Offshore processing of asylum claims is not an original scheme. Australia famously transformed the lives of asylum seekers into a living hell by sending them to the island of Nauru and leaving them there for years without access to legal recourse, resources or support. Sexual and physical abuse of detainees was not uncommon, and many asylum seekers on Nauru attempted suicide. Offshoring asylum seekers creates Guantanamo-like circumstances whereby transparency and accountability evaporate, and traumatised, vulnerable people are forced to suffer years of damage and despair. It is unlikely that the Conservative government is going to suddenly develop a moral compass. It is unlikely that the UK will embark upon a sufficient process of self reflection to effectively address the racism, xenophobia and greed that underpin public policy. The most effective means of reducing asylum claims would be to embark upon a trajectory towards a feminist foreign policy which seeks to dismantle the military industrial complex and contribute towards community-oriented sustainable development. This is the antithesis of the Conservative government, with its tendency towards child poverty, foodbanks, “accidental” legally ambiguous arms sales, pandemic parties, mass corruption, tax evasion and a fleet of vans that drove around London ominously telling immigrants to “go home.” Domestically, improved socio-economic policies and public education would ensure a far more humane reception for those who require protection and support, regardless of skin colour or country of origin. What remains to be seen is whether the compassion that is currently being reserved exclusively for Ukrainian refugees will somehow bloom into a better understanding of, and compassion for, all displaced people. So far, it is certain that Britain’s current disregard for its obligations under human rights and refugee law is setting public policy upon a course which it cannot absolve itself from in the future.

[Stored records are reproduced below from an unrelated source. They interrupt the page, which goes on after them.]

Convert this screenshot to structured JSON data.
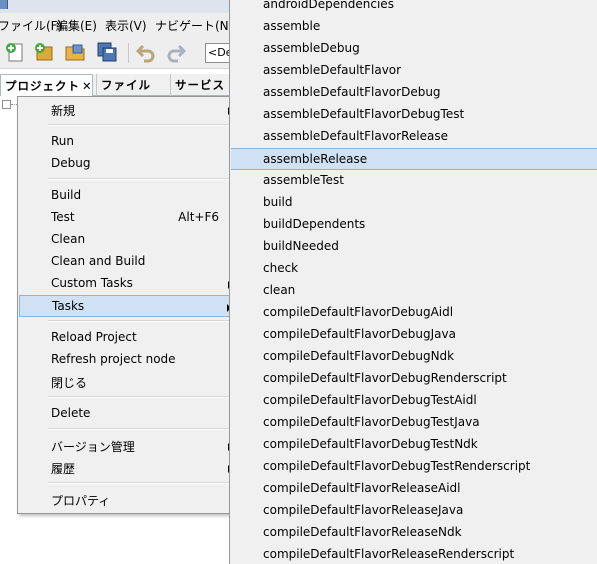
{
  "menubar": {
    "items": [
      "ファイル(F)",
      "編集(E)",
      "表示(V)",
      "ナビゲート(N)"
    ]
  },
  "toolbar": {
    "combo_value": "<De"
  },
  "panel_tabs": [
    {
      "label": "プロジェクト",
      "close": "✕"
    },
    {
      "label": "ファイル"
    },
    {
      "label": "サービス"
    }
  ],
  "tree": {
    "expander": "⊟"
  },
  "context_menu": {
    "new": "新規",
    "run": "Run",
    "debug": "Debug",
    "build": "Build",
    "test": "Test",
    "test_shortcut": "Alt+F6",
    "clean": "Clean",
    "clean_and_build": "Clean and Build",
    "custom_tasks": "Custom Tasks",
    "tasks": "Tasks",
    "reload_project": "Reload Project",
    "refresh_project_node": "Refresh project node",
    "close": "閉じる",
    "delete": "Delete",
    "version_control": "バージョン管理",
    "history": "履歴",
    "properties": "プロパティ"
  },
  "tasks_submenu": {
    "highlighted": "assembleRelease",
    "items": [
      "androidDependencies",
      "assemble",
      "assembleDebug",
      "assembleDefaultFlavor",
      "assembleDefaultFlavorDebug",
      "assembleDefaultFlavorDebugTest",
      "assembleDefaultFlavorRelease",
      "assembleRelease",
      "assembleTest",
      "build",
      "buildDependents",
      "buildNeeded",
      "check",
      "clean",
      "compileDefaultFlavorDebugAidl",
      "compileDefaultFlavorDebugJava",
      "compileDefaultFlavorDebugNdk",
      "compileDefaultFlavorDebugRenderscript",
      "compileDefaultFlavorDebugTestAidl",
      "compileDefaultFlavorDebugTestJava",
      "compileDefaultFlavorDebugTestNdk",
      "compileDefaultFlavorDebugTestRenderscript",
      "compileDefaultFlavorReleaseAidl",
      "compileDefaultFlavorReleaseJava",
      "compileDefaultFlavorReleaseNdk",
      "compileDefaultFlavorReleaseRenderscript"
    ]
  },
  "colors": {
    "highlight": "#cfe1f3",
    "highlight_border": "#8fb4dc",
    "menu_bg": "#f0f0f0"
  }
}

Featured image “La Trobe RAC banner – Refugee Children in Immigration Detention Protest Broadmeadows” by John Englart (Takver) is marked with CC BY-SA 2.0.
The Norwich Radical is non-profit and run by volunteers. You can help us continue our work by becoming a supporter. All funds raised help cover the maintenance costs of our website, as well as contributing towards future projects and events.